Peptide Hormone Amylin Reduces Oxidative Stress through Improved Mitochondrial Dynamics
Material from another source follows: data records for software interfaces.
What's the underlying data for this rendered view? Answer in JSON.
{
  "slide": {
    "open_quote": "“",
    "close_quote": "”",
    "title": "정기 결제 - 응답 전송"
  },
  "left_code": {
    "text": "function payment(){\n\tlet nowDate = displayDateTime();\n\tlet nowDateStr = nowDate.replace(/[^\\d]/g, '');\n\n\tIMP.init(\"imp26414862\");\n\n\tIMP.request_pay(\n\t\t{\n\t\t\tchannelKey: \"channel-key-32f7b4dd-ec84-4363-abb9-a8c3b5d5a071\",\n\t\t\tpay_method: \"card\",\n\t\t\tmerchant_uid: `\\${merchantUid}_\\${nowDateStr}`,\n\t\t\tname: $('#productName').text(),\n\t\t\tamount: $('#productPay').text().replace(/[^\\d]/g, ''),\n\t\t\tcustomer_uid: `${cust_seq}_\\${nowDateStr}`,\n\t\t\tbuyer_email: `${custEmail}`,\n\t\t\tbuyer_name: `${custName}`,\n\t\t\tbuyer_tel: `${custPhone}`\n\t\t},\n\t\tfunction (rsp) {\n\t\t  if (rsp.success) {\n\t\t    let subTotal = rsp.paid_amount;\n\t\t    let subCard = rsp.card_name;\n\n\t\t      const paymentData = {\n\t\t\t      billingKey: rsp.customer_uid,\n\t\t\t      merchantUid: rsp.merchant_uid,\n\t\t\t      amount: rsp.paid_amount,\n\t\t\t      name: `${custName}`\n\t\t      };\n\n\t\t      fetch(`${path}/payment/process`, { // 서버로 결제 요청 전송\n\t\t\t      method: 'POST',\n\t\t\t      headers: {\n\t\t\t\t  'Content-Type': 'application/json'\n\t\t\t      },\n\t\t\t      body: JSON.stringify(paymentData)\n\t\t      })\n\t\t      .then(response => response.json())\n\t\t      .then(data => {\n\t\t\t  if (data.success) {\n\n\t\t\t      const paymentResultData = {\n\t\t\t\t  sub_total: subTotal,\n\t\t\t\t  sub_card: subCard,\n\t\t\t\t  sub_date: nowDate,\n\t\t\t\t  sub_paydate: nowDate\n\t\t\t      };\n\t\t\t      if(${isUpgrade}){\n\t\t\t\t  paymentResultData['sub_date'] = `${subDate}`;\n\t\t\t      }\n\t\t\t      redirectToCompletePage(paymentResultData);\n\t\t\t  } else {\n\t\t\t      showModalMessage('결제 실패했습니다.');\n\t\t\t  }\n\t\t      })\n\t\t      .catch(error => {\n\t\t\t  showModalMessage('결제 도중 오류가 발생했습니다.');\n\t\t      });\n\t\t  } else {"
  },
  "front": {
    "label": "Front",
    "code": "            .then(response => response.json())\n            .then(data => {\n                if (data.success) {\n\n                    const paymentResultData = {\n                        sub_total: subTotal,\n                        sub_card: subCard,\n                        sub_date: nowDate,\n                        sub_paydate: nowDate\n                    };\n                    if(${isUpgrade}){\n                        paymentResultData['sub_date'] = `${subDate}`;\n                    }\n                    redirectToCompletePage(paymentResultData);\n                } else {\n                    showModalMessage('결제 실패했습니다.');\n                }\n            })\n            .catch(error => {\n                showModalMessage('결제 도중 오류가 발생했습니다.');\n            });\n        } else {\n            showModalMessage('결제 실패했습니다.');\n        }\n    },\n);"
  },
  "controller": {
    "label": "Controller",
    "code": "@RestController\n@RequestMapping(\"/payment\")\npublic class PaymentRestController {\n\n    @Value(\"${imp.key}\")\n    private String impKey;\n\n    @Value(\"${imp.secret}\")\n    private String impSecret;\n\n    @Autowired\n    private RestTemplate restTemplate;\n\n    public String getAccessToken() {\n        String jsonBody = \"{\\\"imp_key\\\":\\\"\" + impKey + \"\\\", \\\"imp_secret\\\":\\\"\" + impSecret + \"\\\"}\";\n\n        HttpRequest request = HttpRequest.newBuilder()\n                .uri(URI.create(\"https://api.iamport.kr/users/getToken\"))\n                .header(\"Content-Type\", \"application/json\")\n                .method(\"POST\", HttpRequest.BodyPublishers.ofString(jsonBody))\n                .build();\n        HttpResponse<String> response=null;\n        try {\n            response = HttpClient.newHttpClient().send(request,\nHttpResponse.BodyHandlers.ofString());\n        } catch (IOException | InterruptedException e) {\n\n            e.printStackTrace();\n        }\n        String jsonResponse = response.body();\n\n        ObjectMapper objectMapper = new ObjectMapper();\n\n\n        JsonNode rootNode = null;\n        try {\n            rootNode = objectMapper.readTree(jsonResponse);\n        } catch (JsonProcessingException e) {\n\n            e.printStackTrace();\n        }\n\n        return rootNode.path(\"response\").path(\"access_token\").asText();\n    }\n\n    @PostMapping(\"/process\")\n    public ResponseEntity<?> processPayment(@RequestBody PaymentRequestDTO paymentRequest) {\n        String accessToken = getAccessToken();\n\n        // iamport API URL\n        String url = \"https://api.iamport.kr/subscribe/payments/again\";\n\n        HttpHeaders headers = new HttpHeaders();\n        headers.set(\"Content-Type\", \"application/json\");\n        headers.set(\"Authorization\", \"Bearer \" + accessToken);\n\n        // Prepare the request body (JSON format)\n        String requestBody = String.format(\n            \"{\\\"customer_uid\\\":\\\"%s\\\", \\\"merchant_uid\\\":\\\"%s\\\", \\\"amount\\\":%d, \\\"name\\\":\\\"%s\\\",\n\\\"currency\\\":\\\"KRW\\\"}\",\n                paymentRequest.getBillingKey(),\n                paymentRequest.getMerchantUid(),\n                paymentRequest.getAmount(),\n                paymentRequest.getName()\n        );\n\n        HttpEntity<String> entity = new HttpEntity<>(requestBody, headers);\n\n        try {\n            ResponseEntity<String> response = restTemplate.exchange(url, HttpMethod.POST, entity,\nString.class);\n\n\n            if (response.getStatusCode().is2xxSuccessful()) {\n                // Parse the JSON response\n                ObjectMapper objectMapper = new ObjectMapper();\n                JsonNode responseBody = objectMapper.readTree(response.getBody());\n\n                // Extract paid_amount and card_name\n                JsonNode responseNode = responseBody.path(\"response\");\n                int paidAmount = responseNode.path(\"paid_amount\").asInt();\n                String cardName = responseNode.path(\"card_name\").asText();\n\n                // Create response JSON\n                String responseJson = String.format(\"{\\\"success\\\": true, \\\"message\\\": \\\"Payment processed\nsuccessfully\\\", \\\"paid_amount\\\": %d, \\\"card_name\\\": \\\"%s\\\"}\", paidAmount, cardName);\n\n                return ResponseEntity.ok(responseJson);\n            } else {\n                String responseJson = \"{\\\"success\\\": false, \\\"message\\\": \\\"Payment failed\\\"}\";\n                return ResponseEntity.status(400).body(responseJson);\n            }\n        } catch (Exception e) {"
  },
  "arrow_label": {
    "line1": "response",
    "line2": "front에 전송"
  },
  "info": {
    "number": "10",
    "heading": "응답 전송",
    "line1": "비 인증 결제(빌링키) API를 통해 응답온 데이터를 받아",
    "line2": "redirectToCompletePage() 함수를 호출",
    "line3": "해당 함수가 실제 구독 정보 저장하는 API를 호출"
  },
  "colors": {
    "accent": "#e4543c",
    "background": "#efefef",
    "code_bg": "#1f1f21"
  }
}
Oxidative stress has been shown to be an early predictor and key pathological feature of neurodegenerative diseases including Alzheimer’s disease (AD). Previous work in our laboratory has demonstrated that administration of the peptide hormone amylin can reduce levels of oxidative stress in a transgenic mouse model of AD (APP/PS1) as well as Neuroscreen-1 cultures (neuronal cell model). Although it is apparent that amylin has antioxidant activity, its mechanism of action remains unclear. Because mitochondria are the main producers of reactive oxygen species (ROS) that account for oxidative stress in a cell, they have been a target of our investigation. Specifically, we determined whether amylin treatment regulates mitochondrial dynamics-associated proteins and mobility deficits in the APP/PS1 AD mouse model. Our data show that amylin treatment regulates mitochondrial dynamics-associated proteins as well as proteins associated with mitochondrial biogenesis. Taken together, our data suggest that some of the effects of amylin on oxidative stress regulation may stem from improving mitochondrial function.